Audrey and Harry Lesner, otherwise known as The Budget Savvy Travelers, are full-time travelers and digital nomads. Born and raised in Chicago, their passion to show others how to break free without breaking the budget. They are the proud winners of the 2019 Top Budget Travel Blog.
"The Wall of Death" is a permanent exhibition located under the University Bridge in Seattle. The structure was built in 1993 by the Canadian father and son team, Mowry and Colin Baden. Although the installation appears to have a sinister vibe, it actually relates to a structure used to perform motorcycle stunts.
A "Wall of Death" is often performed at carnivals, fairs, and sideshow performances. The feat is completed inside a cylinder by a motorcycle stuntman. The rider circles at such high speeds that the motorcycle is held in place by friction and centrifugal force. The cylinder in which the stunt is performed is sometimes referred to as a silodrome.

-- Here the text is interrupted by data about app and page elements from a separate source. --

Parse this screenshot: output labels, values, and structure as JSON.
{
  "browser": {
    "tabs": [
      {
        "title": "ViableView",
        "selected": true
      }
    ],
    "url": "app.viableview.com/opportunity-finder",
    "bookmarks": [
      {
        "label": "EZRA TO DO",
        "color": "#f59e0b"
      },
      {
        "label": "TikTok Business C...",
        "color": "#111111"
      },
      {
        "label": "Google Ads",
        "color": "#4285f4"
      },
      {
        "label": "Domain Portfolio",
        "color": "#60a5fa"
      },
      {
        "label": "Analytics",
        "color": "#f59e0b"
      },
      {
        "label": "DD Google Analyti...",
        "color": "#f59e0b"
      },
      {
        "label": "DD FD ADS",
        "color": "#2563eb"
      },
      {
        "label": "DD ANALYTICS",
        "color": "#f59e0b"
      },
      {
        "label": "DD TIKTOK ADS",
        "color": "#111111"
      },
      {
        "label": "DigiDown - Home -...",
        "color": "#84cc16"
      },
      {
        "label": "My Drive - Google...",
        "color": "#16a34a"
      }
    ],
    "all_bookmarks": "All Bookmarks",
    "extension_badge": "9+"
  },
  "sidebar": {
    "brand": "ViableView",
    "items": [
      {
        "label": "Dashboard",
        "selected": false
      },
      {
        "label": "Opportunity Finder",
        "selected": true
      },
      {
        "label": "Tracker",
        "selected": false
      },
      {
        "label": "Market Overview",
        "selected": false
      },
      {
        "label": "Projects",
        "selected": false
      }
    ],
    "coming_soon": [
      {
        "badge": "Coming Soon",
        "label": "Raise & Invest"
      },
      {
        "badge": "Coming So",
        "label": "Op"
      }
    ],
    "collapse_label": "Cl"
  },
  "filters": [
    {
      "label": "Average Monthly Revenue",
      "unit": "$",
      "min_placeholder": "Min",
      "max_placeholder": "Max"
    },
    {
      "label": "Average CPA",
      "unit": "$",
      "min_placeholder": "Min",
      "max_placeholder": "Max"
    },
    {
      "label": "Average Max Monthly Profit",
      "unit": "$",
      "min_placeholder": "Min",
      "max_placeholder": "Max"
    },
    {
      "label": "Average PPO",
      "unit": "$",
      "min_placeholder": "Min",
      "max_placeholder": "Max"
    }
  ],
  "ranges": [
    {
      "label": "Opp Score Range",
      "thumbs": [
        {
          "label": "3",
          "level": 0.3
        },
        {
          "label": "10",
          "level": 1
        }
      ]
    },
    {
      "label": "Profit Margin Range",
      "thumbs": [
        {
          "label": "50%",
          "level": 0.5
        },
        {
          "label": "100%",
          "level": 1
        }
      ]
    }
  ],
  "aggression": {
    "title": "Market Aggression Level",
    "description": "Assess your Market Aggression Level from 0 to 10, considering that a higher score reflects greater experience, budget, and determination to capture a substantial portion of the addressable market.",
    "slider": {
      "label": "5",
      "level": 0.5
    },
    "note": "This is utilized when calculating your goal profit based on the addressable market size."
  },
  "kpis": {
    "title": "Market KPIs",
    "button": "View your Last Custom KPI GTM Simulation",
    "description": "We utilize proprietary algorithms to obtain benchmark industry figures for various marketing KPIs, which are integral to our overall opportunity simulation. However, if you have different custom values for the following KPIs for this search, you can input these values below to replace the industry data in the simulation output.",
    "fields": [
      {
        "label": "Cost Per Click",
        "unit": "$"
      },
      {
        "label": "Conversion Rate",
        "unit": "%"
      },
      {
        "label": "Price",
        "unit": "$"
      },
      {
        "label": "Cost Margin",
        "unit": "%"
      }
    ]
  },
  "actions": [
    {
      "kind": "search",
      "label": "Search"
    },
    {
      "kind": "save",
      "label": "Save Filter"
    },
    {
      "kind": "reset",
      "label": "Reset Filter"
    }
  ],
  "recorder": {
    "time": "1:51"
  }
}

The duo's original design had intended for people to interact with the structure. For example, a ramp that was part of the installment was used by local skateboarders and cyclists. However, after a few bad accidents and direct hits with vehicles, the structure was modified. In 2008, concrete barriers were added to deter people from using it to perform tricks and stunts. Interestingly enough, the barriers contradicted the entire point of the installment. This is because "The Wall of Death" was inspired by society's daily forms of movement such as running, cycling, skating, and rollerblading—all acts which the creators celebrated as forms of art. The site is always open and is located next to the pedestrian underpass. Cover image via Wikimedia Commons by Eric Frommer (CC BY-SA 2.0).